      Should we put a moratorium on bike lanes? The offset of usage is not compelling.
      Other observations:
      All this does is put pressure on roads that are already narrowed and crumbling. Where is the government “infrastructure” project that we were promised?

      It should start with a better accounting of what the MTA does with the millions of dollars they already receive. Until we can be convinced that they are fiscally responsible HAH! we should not give them more $$$.

    24. Victor M says:

      The city destroyed the taxi business by allowing virtually unlimited number of ride share vehicles. The taxis used to pay MTA tax. Ride share vehicles do not. The taxis were regulated to ensure that they are accessible for the disabled. The ride share vehicles are not. Moreover, this destroyed any trust in the city that threw taxi drivers and medallion owners under the ride share vehicles for political gain. Now we are stuck. No revenue or disable accessibility. And no ability to reverse it as no sane person would by a medallion or invest in anything regulated by the city given that the city can simply turn around and destroy the business or allow it to be destroyed. The city has effectively lost control over its public transportation. And that’s not even mentioning all the mismanagement that was mentioned in other comments.
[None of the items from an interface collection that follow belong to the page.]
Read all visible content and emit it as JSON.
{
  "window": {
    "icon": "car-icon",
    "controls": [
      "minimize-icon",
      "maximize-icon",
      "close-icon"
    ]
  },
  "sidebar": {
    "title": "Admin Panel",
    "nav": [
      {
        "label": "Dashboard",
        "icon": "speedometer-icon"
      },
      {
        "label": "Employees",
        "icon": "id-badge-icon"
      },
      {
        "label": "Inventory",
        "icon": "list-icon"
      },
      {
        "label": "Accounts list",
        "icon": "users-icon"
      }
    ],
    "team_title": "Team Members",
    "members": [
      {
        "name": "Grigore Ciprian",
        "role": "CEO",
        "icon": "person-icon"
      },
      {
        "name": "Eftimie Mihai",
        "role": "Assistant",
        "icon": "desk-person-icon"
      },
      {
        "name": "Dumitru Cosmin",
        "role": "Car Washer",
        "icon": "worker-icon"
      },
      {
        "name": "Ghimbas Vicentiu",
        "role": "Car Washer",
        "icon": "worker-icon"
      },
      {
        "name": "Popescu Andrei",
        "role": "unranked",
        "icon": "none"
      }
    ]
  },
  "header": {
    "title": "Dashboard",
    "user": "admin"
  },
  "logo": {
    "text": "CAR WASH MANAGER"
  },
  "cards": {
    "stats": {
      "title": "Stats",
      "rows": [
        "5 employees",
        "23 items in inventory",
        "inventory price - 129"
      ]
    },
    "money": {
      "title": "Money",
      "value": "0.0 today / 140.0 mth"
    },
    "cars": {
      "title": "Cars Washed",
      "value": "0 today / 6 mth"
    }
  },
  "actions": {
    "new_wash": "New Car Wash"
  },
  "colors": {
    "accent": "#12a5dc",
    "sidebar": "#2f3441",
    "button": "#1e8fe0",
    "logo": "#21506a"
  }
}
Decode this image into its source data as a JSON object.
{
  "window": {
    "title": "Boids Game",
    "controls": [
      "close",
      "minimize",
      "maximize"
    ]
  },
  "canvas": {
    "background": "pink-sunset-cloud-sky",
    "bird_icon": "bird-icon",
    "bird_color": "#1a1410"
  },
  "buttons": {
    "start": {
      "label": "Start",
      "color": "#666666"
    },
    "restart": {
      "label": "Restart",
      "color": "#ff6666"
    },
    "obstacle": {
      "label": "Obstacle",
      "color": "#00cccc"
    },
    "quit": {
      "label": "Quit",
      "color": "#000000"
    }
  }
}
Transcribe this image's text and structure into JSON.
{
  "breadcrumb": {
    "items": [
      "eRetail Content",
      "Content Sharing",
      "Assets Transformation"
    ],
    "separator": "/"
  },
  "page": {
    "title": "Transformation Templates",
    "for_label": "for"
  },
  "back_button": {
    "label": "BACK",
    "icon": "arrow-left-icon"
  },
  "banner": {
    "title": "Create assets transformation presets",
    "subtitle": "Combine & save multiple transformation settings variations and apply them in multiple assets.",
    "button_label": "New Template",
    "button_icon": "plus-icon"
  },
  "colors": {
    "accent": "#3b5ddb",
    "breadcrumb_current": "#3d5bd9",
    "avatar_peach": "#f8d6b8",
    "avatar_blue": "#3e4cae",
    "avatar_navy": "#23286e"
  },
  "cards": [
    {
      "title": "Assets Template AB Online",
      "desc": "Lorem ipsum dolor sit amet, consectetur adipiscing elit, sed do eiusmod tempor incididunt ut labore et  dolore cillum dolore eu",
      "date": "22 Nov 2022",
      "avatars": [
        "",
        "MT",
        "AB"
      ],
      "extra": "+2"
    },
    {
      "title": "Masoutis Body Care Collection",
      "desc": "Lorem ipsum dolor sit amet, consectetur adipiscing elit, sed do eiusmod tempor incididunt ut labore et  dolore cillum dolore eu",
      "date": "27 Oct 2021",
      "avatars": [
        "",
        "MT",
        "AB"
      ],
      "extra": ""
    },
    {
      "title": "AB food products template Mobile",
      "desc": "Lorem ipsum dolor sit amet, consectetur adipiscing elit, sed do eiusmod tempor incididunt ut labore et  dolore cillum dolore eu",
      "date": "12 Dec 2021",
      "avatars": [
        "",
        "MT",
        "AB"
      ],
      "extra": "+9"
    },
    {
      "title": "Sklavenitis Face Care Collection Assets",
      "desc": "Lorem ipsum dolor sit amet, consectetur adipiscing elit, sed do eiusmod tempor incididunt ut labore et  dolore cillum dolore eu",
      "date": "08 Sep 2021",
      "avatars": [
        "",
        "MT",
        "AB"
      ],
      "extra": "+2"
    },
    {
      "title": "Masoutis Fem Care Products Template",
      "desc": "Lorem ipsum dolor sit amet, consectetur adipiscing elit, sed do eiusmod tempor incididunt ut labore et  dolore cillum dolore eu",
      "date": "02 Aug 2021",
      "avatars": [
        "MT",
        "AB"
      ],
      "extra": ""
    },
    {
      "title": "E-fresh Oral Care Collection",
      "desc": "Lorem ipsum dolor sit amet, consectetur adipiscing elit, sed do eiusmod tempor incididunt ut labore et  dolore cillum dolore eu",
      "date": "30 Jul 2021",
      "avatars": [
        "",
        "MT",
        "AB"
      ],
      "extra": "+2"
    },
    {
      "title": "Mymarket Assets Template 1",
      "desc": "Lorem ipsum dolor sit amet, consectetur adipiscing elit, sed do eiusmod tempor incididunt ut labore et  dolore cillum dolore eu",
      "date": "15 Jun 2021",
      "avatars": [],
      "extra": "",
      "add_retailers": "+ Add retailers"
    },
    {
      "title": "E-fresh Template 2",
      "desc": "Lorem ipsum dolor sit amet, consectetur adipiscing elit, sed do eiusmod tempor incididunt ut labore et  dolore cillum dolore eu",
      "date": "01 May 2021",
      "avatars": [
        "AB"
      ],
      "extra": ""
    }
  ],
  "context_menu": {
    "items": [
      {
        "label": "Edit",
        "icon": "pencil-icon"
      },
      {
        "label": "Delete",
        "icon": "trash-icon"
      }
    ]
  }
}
    25. Woody says:

      Most of the people who drive into Manhattan on a daily basis are of moderate to high income so this surcharge will not affect their driving habits. Paying about $12 is not going to break their bank enough to offset the cost and hassle of either taking public transportation or driving to a point north of 60th st and then taking public transportation. But it will affect many in lower income brackets who might opt not to drive.

      I hear a lot of complaints about people wanting neighborhood parking permits which are certain to be abused by workers who will get them somehow. I don’t understand how people don’t mind that building and retail employees currently employ a fine-tuned system of passing off parking spaces among themselves and deprive locals of parking spaces. They look the other way because it’s their doorman, porter, etc who should have to get to work like everyone else.

    26. Mike says:

      I live in the congestion zone and work outside Manhattan everyday. This would be an additional unfair tax that I would be forced to pay when I come home in the early evening. I have no choice as there is no public transportation to many of the locations I travel to for work.

    27. Steven M. says:

      I’d venture that more people see cars themselves as a burden on city dwellers and as a punishment for those living here.

    28. Gary says:

      What is going to happen when the West Side Highway 79th Street/Boat Basin exit is closed for upwards of 3 years for repairs? No one is going continue south and enter the congestion zone just to exit the highway and turn north again. So more cars getting off at 96th (and 125th too.) Has this ever been brought up at any meeting?